What is the International Space Station? Only humanity's largest and most expensive attempt to spend long periods of time in space! As such, it's a technical marvel, featuring sophisticated computers and laboratory instruments, miles of wire, and state-of-the-art accommodations for the crew. What happens on the ISS? What kinds of discoveries are being made up there, and how did it get up there in the first place? What's daily life like for the astronauts? It's time to find out!
The history of ISS is full of stories, from its beginnings featuring dozens of flights just to build it, to the current experiments it runs, to the quirks that each astronaut brings with them into orbit. ISS crew members have done everything from conduct sophisticated research to brew coffee. They've brought international foods, recorded songs, and taken countless pictures (and yes, even selfies). The best part? This has all been done in a spirit of international cooperation unmatched in history.
Here are some cool International Space Station facts, both about the station itself and the astronauts who have spent time on it.
Needless to say, building something of the size, stature, and ambition of the International Space Station was no easy - or quick - feat. In fact, it took seven types of launch vehicles 136 flights to get it done - not to mention the human tallies of 159 EVAs (extravehicular activities) and more than 1,000 spacewalk hours.
Even the International Space Station isn't immune to technological vulnerabilities - even computer viruses. In 2008, a malware infection hit the ISS after Russian cosmonauts carried infected USB storage devices on board, spreading the infection all over the station and even to ground control. NASA said the virus was not an unprecedented event, but that it was not common.
ISS is the biggest laboratory in space, allowing astronauts to conduct micro-gravity experiments on a daily basis that would be almost impossible on Earth.
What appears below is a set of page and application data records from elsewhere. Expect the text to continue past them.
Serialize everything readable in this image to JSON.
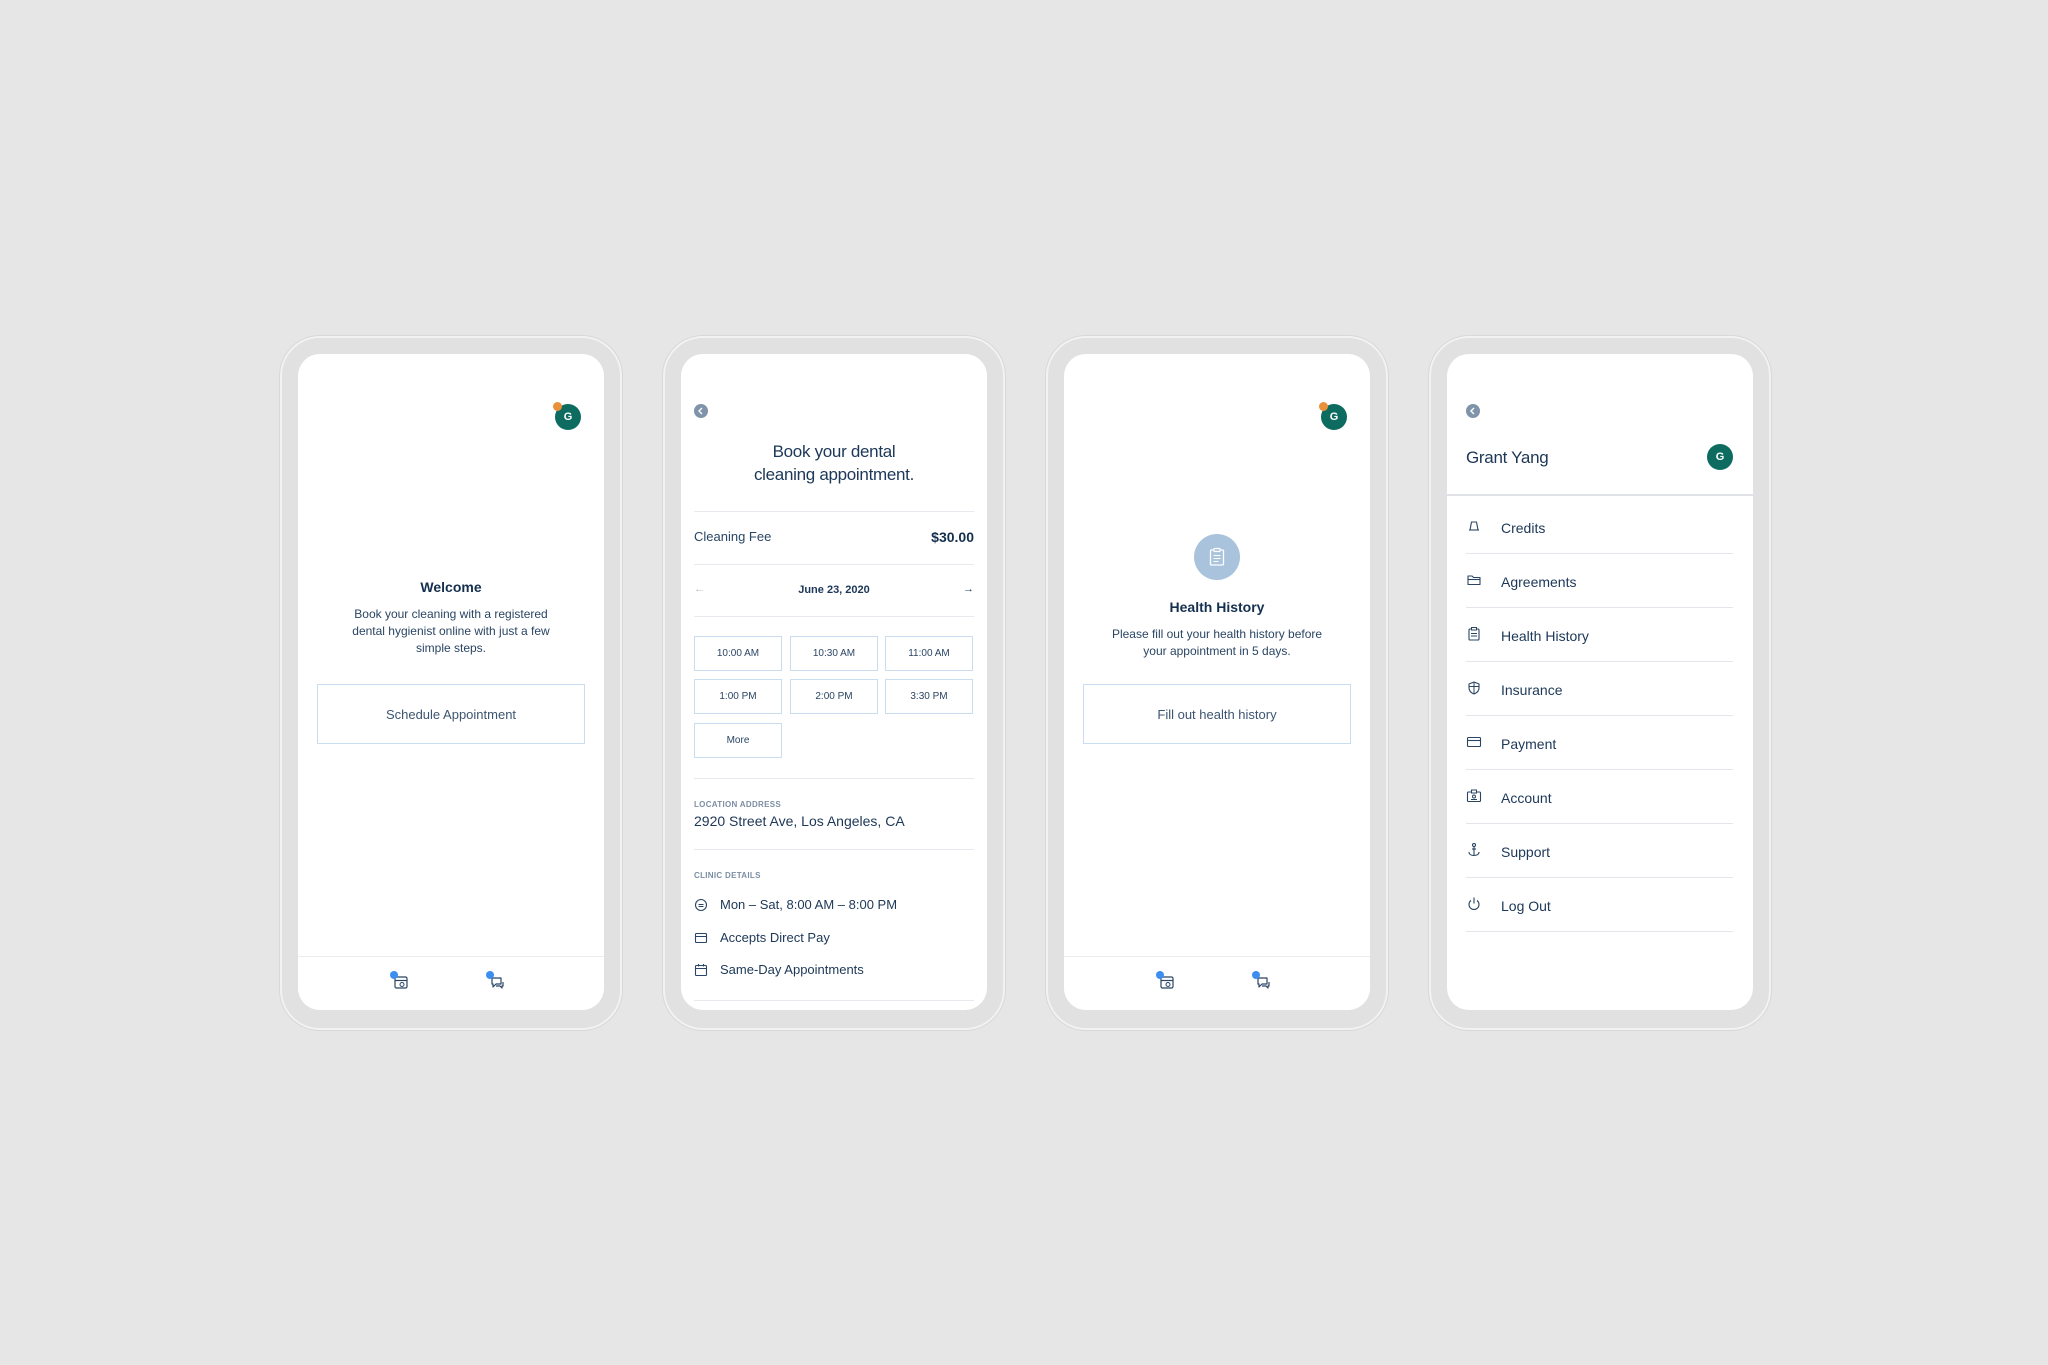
{
  "user": {
    "initial": "G",
    "name": "Grant Yang"
  },
  "welcome": {
    "title": "Welcome",
    "text": "Book your cleaning with a registered dental hygienist online with just a few simple steps.",
    "button": "Schedule Appointment"
  },
  "booking": {
    "title_line1": "Book your dental",
    "title_line2": "cleaning appointment.",
    "fee_label": "Cleaning Fee",
    "fee_value": "$30.00",
    "date": "June 23, 2020",
    "arrow_prev": "←",
    "arrow_next": "→",
    "slots": [
      "10:00 AM",
      "10:30 AM",
      "11:00 AM",
      "1:00 PM",
      "2:00 PM",
      "3:30 PM",
      "More"
    ],
    "location_label": "LOCATION ADDRESS",
    "location": "2920 Street Ave, Los Angeles, CA",
    "clinic_label": "CLINIC DETAILS",
    "details": [
      "Mon – Sat, 8:00 AM – 8:00 PM",
      "Accepts Direct Pay",
      "Same-Day Appointments"
    ]
  },
  "health": {
    "title": "Health History",
    "text": "Please fill out your health history before your appointment in 5 days.",
    "button": "Fill out health history"
  },
  "menu": {
    "items": [
      "Credits",
      "Agreements",
      "Health History",
      "Insurance",
      "Payment",
      "Account",
      "Support",
      "Log Out"
    ],
    "icons": [
      "bell-icon",
      "folder-icon",
      "clipboard-icon",
      "shield-icon",
      "credit-card-icon",
      "id-card-icon",
      "anchor-icon",
      "power-icon"
    ]
  },
  "colors": {
    "avatar": "#0e6b60",
    "notification": "#e8903a",
    "accent": "#3c8ef0",
    "border": "#c9dcf0"
  }
}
Many involve testing the long-term effects of weightlessness, such as Commander Scott Kelly's attempt to spend a full year on the station.Other experiments have involved implanting mouse embryos, putting out fire, growing zucchini, keeping detailed journals, using high-tech shoes, and of course, cultivating ant colonies.